***Just gave my “History of Hacking” talk here in Tyson’s corner, and it reminded me that I really liked this post from last year on a different site. So I am re-posting it here…enjoy.***
So I just read this:
In the article, Ronald Bartels brings the old school h@x0rama flooding back with his discussion of hacking voice and voice services. I liked his analogy of Kevin Mitnick and Steve Jobs (aka “Berkeley Blue”), where he makes the point that system hackers seem to get in more trouble than those who abuse the phone system. Probably true, except all the early hackers messed with the phone system and now no one gives much of a damn since the crown jewels are usually elsewhere.

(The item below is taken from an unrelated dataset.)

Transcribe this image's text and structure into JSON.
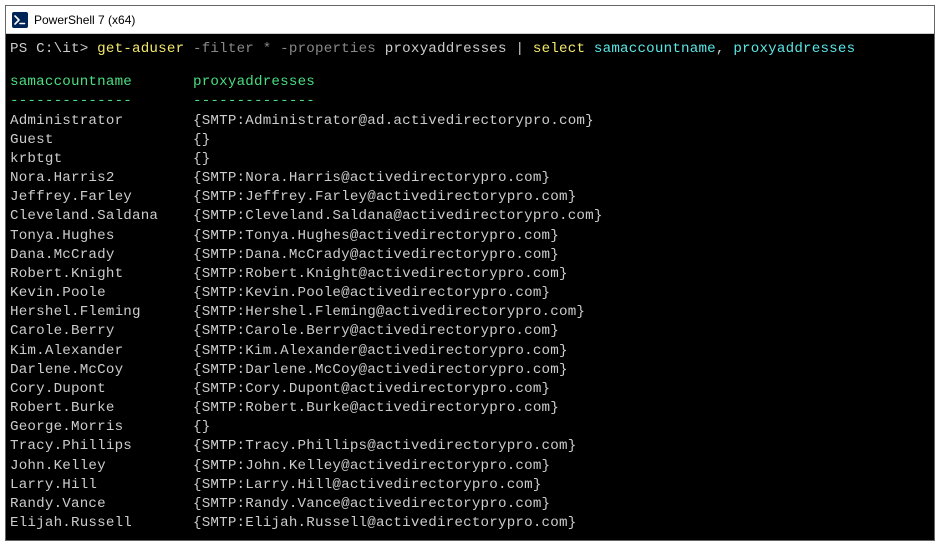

Overall, though, he is right in saying that lots of today’s most common infrastructure voice gear, PBXs and the like, are essentially sitting ducks right out of the gate. Well, of course! They’re complicated computer systems more than anything else, and we all know about those dang complicated computers – they’re just not secure! Not out of the box, anyway. This easily leads to a Shackleford Soapbox rant about the merits of basic system hardening and lockdown – everybody pays lip service to it, few do it, even less do it well. BUT….
We won’t go there today. Instead, the most interesting parts of Bartels’ posting is the discussion on detecting fraud and other criminal activity through Voice IDS/IPS and behavioral rules. This, to me, is where the real intellectual stimulation happens. I am a sucker for any discussion of behavioral monitoring, because a) we are NOT good at it in corporate America yet, and b) there are MANY complicated facets to consider. Let’s break this down a bit:
- Could a simple pattern of “war dialing” or “demon dialing” be easily detected? You bet. A sequential series of inward dial attempts from one or very few sources would be highly suspect, and this is obviously NOISE that you do not want. Even if you know the probability of anything answering is minimal, still a good idea to block noise if you can.
- Voice speaker recognition signatures? OK, I get it. Record the voice, match the recorded profile to a set of origin numbers, yeah. Cool! Practical? Ummmm, no. Dude, there are like 4 companies in the world that give a damn about Voice profiling. With signatures to boot. Geez – big market!
- Pure behavior patterns make sense. Junk coming from a number or series of numbers? Got it. Strange dial times/directions? Yep, got that too. Vulnerability/exploit signatures specific to the phone network and equipment? OK, still with you. But here is the $29 million question: who the hell is going to LOOK at any of it? And analyze it? And baseline it, track it, diff it, etc? Simple answer: NO ONE. That’s right, 99.9% of companies do not have the incident planning and response capabilities needed to even begin to do this, let alone analyze it and understand it.
In too many penetration tests to count, I’ve busted into some system or another using war dialing techniques. There really is too much crap out there that isn’t secure, left open for vendor support staff or remote applications or whatever else. But given the proliferation of behavior-based security analysis on traditional data networks (sarcasm- there is not a whole lot of this being done), the notion that security managers will even RANK this on the budget-spend-o-meter is not realistic.